This post is part of a periodic series about The Tools I Use.

I spend a lot of time reading and learning. Even after the demise of Google Reader, I continue to follow a number of RSS feeds. I often see links to interesting talks and articles on Twitter and in various other mailing lists and forums.

When I see a link to something interesting, I may not have time to read or watch it immediately, but I don’t want to forget about it. I could just open it in a browser tab and consume it later, but I hate having too many tabs open. Also, I can’t easily take my open tabs with me on my more portable devices.

Enter Pocket. Formerly known as Read It Later, Pocket lets you save links to articles, videos, and more for later consumption. There are browser extensions, bookmarklets, and apps for mobile devices. Many other apps have Pocket integration built into them. The mobile apps download the articles to the device so that they’re available offline. This works for a lot of articles, but not all.
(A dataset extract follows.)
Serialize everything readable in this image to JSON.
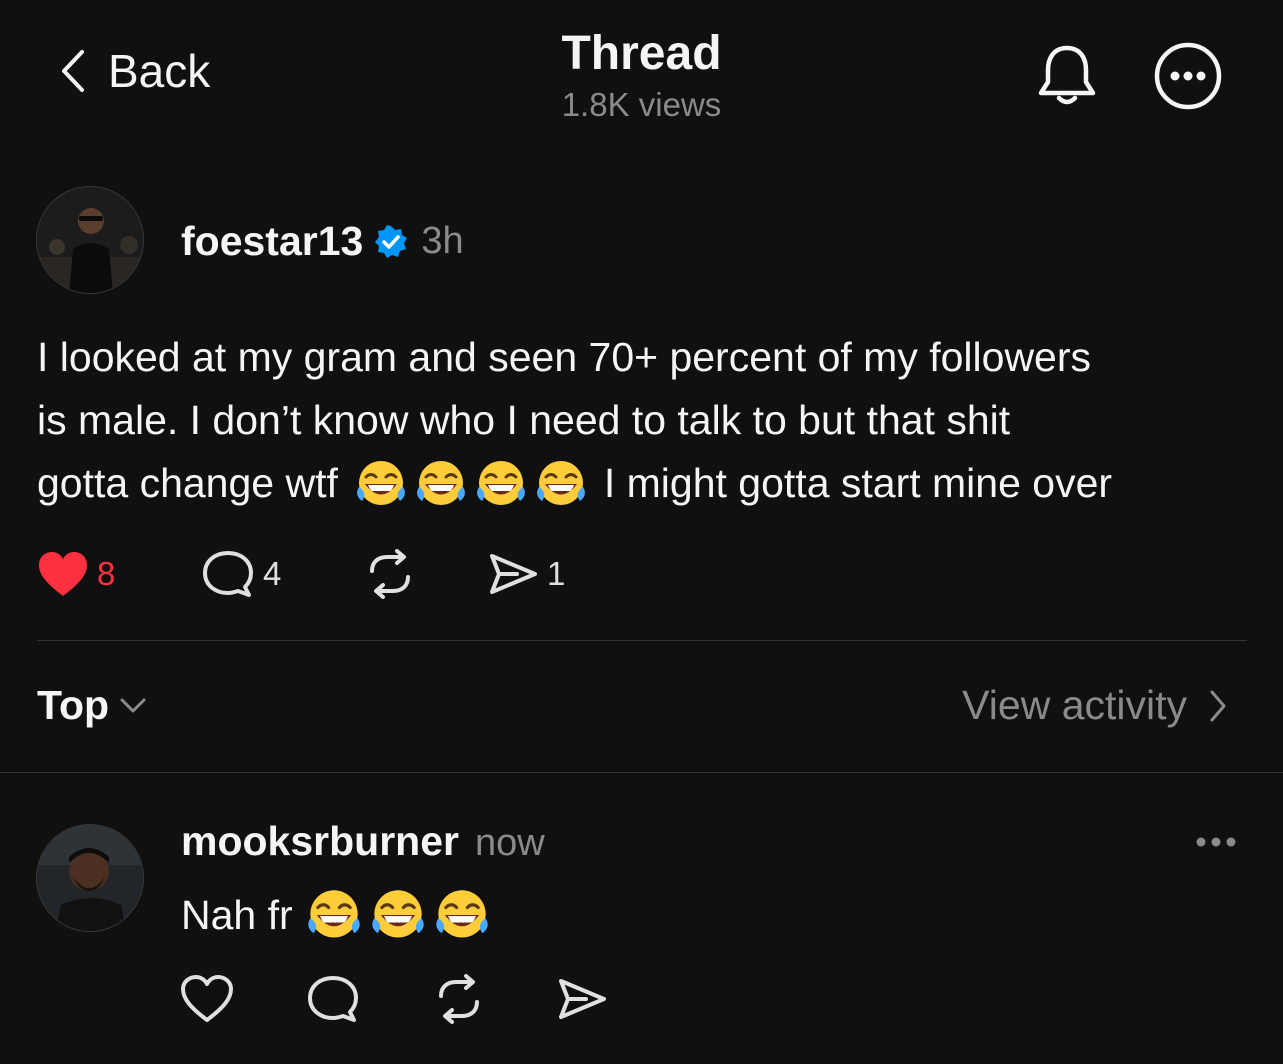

Now when I see something of interest, I just save it to Pocket. When I have time, I’ll open the Pocket app on my iPad and start reading or watching. If I’m heading out to an appointment where there’s no wi-fi available, I’ll make sure Pocket downloads all of my queued articles before I leave. Then when I’m sitting in the waiting room, I have plenty of reading material.

Overall, Pocket is an extremely handy tool and I highly recommend it.